- [Prompt]:
Figure out how many lines in these records contain "گذرواژه". Only the number belongs in the reply.

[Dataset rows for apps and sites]
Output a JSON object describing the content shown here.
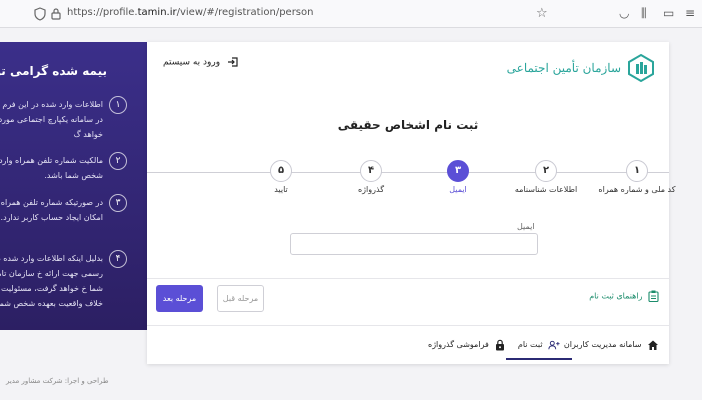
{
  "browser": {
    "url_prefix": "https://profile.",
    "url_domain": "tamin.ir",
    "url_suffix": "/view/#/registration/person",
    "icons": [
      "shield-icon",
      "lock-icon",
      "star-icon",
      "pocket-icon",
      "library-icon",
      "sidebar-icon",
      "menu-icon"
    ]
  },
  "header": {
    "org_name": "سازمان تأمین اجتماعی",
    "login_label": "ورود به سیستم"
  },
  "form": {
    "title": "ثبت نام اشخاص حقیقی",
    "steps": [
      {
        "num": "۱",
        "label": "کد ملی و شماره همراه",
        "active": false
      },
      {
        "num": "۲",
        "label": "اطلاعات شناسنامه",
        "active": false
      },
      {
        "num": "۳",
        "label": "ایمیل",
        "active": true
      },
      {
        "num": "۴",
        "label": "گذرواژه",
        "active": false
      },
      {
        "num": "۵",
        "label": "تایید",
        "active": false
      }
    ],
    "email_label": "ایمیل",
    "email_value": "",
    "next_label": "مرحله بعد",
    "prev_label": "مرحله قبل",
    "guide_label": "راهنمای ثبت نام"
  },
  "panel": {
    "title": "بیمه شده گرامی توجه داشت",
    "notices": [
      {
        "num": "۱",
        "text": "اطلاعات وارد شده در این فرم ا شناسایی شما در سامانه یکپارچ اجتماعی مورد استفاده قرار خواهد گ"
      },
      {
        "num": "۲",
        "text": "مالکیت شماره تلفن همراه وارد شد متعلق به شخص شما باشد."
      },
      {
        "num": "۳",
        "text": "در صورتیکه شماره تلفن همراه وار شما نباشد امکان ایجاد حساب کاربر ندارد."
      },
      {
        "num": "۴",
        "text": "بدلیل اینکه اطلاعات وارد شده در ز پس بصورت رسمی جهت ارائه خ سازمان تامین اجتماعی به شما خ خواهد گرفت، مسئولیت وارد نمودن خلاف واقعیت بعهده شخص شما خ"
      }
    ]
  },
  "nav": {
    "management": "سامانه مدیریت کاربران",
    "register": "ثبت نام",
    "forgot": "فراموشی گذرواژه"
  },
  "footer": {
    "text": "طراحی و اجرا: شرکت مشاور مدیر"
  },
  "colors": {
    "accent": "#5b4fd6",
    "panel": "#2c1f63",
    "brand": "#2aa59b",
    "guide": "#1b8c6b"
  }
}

- [Written solution]:
2